So last week was banned books week! I recorded a few videos on the topic for my facebook page, and ranted about a few different books and the basis on which they were banned. Needless to say, I was incensed. The books I chose were banned often on the basis of religious difference, and I always found that sort of…ya know, counter-intuitive, considering how the US was founded on the idea of religious freedom. Yep.
So winding down banned books week was interesting! One of my favorite posts I read was by a long-time favorite author, Diane Duane. At the end of banned books week, she found out her book had been banned in Texas! Oh, the timing. SO perfect. The 9th book in her Young Wizards series was banned on account of violence and horror. Yyeahhh. Of course it was.
“Believe something and the Universe is on its way to being changed. Because you’ve changed, by believing. Once you’ve changed, other things start to follow. Isn’t that the way it works?” ~ Diane Duane, So You Want to Be a Wizard
I harped on this a lot during banned books week with my videos, but I think it’s especially important to write about here — you never really know which book you’re going to pick up and read that will change the way you look at life — or frame your world-view. And yet, across the country, people are banning books from being widely available to children due to their own belief systems.
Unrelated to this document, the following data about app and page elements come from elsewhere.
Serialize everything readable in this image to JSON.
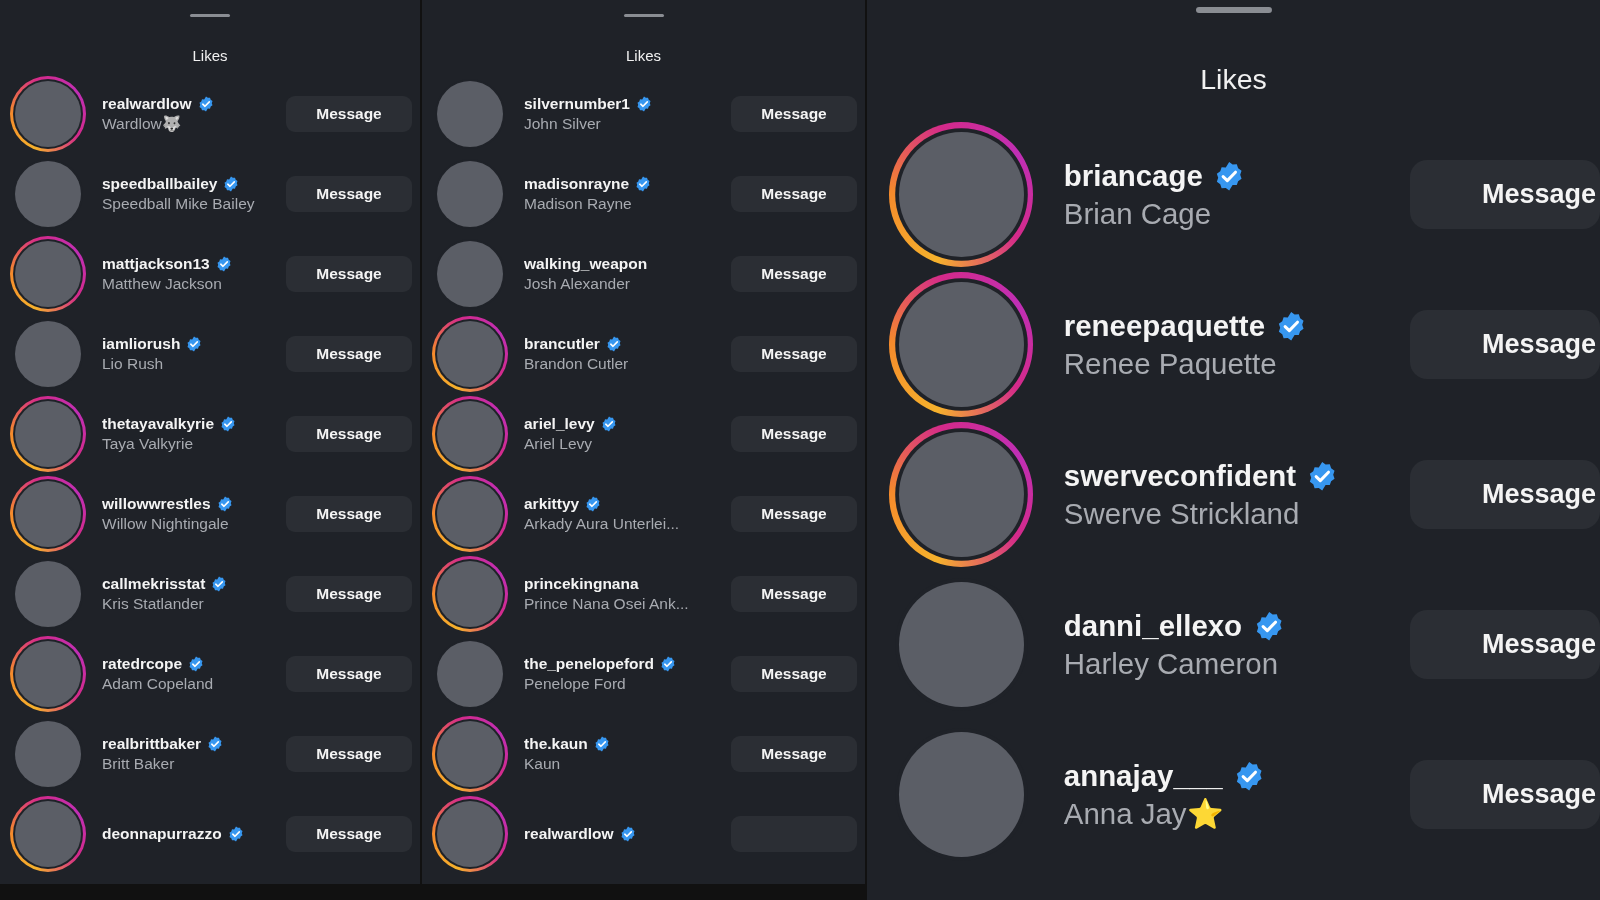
{
  "panels": [
    {
      "kind": "compact",
      "title": "Likes",
      "users": [
        {
          "username": "realwardlow",
          "full_name": "Wardlow🐺",
          "verified": true,
          "story_ring": true,
          "button": "Message"
        },
        {
          "username": "speedballbailey",
          "full_name": "Speedball Mike Bailey",
          "verified": true,
          "story_ring": false,
          "button": "Message"
        },
        {
          "username": "mattjackson13",
          "full_name": "Matthew Jackson",
          "verified": true,
          "story_ring": true,
          "button": "Message"
        },
        {
          "username": "iamliorush",
          "full_name": "Lio Rush",
          "verified": true,
          "story_ring": false,
          "button": "Message"
        },
        {
          "username": "thetayavalkyrie",
          "full_name": "Taya Valkyrie",
          "verified": true,
          "story_ring": true,
          "button": "Message"
        },
        {
          "username": "willowwrestles",
          "full_name": "Willow Nightingale",
          "verified": true,
          "story_ring": true,
          "button": "Message"
        },
        {
          "username": "callmekrisstat",
          "full_name": "Kris Statlander",
          "verified": true,
          "story_ring": false,
          "button": "Message"
        },
        {
          "username": "ratedrcope",
          "full_name": "Adam Copeland",
          "verified": true,
          "story_ring": true,
          "button": "Message"
        },
        {
          "username": "realbrittbaker",
          "full_name": "Britt Baker",
          "verified": true,
          "story_ring": false,
          "button": "Message"
        },
        {
          "username": "deonnapurrazzo",
          "verified": true,
          "story_ring": true,
          "button": "Message"
        }
      ]
    },
    {
      "kind": "compact",
      "title": "Likes",
      "users": [
        {
          "username": "silvernumber1",
          "full_name": "John Silver",
          "verified": true,
          "story_ring": false,
          "button": "Message"
        },
        {
          "username": "madisonrayne",
          "full_name": "Madison Rayne",
          "verified": true,
          "story_ring": false,
          "button": "Message"
        },
        {
          "username": "walking_weapon",
          "full_name": "Josh Alexander",
          "verified": false,
          "story_ring": false,
          "button": "Message"
        },
        {
          "username": "brancutler",
          "full_name": "Brandon Cutler",
          "verified": true,
          "story_ring": true,
          "button": "Message"
        },
        {
          "username": "ariel_levy",
          "full_name": "Ariel Levy",
          "verified": true,
          "story_ring": true,
          "button": "Message"
        },
        {
          "username": "arkittyy",
          "full_name": "Arkady Aura Unterlei...",
          "verified": true,
          "story_ring": true,
          "button": "Message"
        },
        {
          "username": "princekingnana",
          "full_name": "Prince Nana Osei Ank...",
          "verified": false,
          "story_ring": true,
          "button": "Message"
        },
        {
          "username": "the_penelopeford",
          "full_name": "Penelope Ford",
          "verified": true,
          "story_ring": false,
          "button": "Message"
        },
        {
          "username": "the.kaun",
          "full_name": "Kaun",
          "verified": true,
          "story_ring": true,
          "button": "Message"
        },
        {
          "username": "realwardlow",
          "verified": true,
          "story_ring": true
        }
      ]
    },
    {
      "kind": "enlarged",
      "title": "Likes",
      "users": [
        {
          "username": "briancage",
          "full_name": "Brian Cage",
          "verified": true,
          "story_ring": true,
          "button": "Message"
        },
        {
          "username": "reneepaquette",
          "full_name": "Renee Paquette",
          "verified": true,
          "story_ring": true,
          "button": "Message"
        },
        {
          "username": "swerveconfident",
          "full_name": "Swerve Strickland",
          "verified": true,
          "story_ring": true,
          "button": "Message"
        },
        {
          "username": "danni_ellexo",
          "full_name": "Harley Cameron",
          "verified": true,
          "story_ring": false,
          "button": "Message"
        },
        {
          "username": "annajay___",
          "full_name": "Anna Jay⭐",
          "verified": true,
          "story_ring": false,
          "button": "Message"
        }
      ]
    }
  ]
}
I’ve personally always been a voracious reader. When I was a kid, it was always like pulling teeth to get me to do much else. I read books like The Hobbit, the Young Wizards series, and Harry Potter. Why? Because each book, with a world of its own written in between the covers, helped me frame the world I lived in. It helped me, in the long run, become who I am today. I can’t fathom why people would take that opportunity from young people on purpose.
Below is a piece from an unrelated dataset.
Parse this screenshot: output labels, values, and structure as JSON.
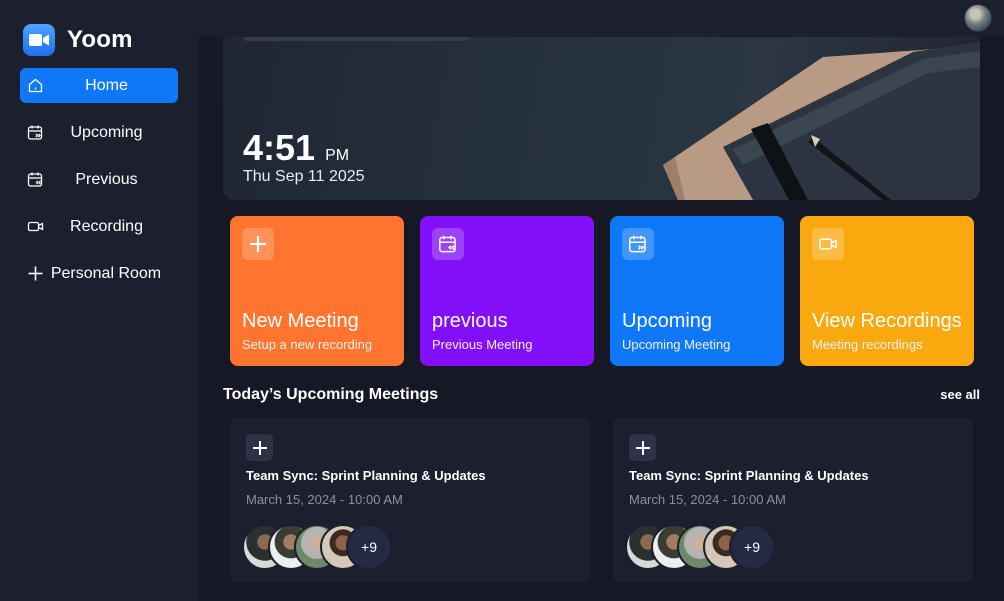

I feel like the world is a better place with more readers in it. I think that…well, it’s important, especially in a world where writing and reading are taking second place to things like television, video games and movies, to read as widely and as much as possible. The more people find reason to ban books, the less likely it will be that young people start to read what they love — especially if books required by common core in schools are not to their liking.
Books teach kids how to be empathetic. They teach kids how to be imaginative in a world where everyone seems to be striving to be “normal,” whatever that’s supposed to mean. Maybe that means books teach kids to be writers. That’s kind of what happened to me.
“You have your own stories to write. And when it comes to that, who writes the things written in your body, your life? And who reads?” ~ Diane Duane, So You Want to Be A Wizard
Banning books is essentially the same as banning creativity. And I’ve always been of a mind that any type of art is a gift that shouldn’t be wasted. So, I say — inspire. Imagine. Read and write and make your art! Nobody else can do it for you. And nobody ever should tell you not to read a book you feel called to read. (Goodness, just imagine if the main character, Nita, of the Young Wizards series was banned from reading So You Want to Be a Wizard!)
Banned Books Week celebrated that which is deemed inappropriate for — often times — very selfish reasons, and basically invites the entire world to rage against that. So — good folks — rage. Read as many banned books as you possibly can. Read them, and then pass them on to people who might need them.
Worthy of repetition — you never know which book you’ll pick up that will change the way you live your life. So go forth, and turn pages.